Work task:
Give back the records in their entirety, exactly.

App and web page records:
——
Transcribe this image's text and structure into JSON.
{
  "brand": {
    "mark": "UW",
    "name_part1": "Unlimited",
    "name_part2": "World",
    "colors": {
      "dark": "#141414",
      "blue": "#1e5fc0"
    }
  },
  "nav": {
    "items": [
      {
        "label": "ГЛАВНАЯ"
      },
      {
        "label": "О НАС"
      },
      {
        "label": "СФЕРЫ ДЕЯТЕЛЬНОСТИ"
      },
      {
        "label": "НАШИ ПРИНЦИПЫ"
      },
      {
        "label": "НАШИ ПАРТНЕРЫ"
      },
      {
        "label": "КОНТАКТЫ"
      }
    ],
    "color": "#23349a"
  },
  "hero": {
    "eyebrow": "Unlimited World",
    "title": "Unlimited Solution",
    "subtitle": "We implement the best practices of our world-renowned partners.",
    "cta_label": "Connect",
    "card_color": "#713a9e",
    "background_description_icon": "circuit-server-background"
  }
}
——
Exercise answer:
Transcribe this image's text and structure into JSON.
{
  "brand": {
    "mark": "UW",
    "name_part1": "Unlimited",
    "name_part2": "World",
    "colors": {
      "dark": "#141414",
      "blue": "#1e5fc0"
    }
  },
  "nav": {
    "items": [
      {
        "label": "ГЛАВНАЯ"
      },
      {
        "label": "О НАС"
      },
      {
        "label": "СФЕРЫ ДЕЯТЕЛЬНОСТИ"
      },
      {
        "label": "НАШИ ПРИНЦИПЫ"
      },
      {
        "label": "НАШИ ПАРТНЕРЫ"
      },
      {
        "label": "КОНТАКТЫ"
      }
    ],
    "color": "#23349a"
  },
  "hero": {
    "eyebrow": "Unlimited World",
    "title": "Unlimited Solution",
    "subtitle": "We implement the best practices of our world-renowned partners.",
    "cta_label": "Connect",
    "card_color": "#713a9e",
    "background_description_icon": "circuit-server-background"
  }
}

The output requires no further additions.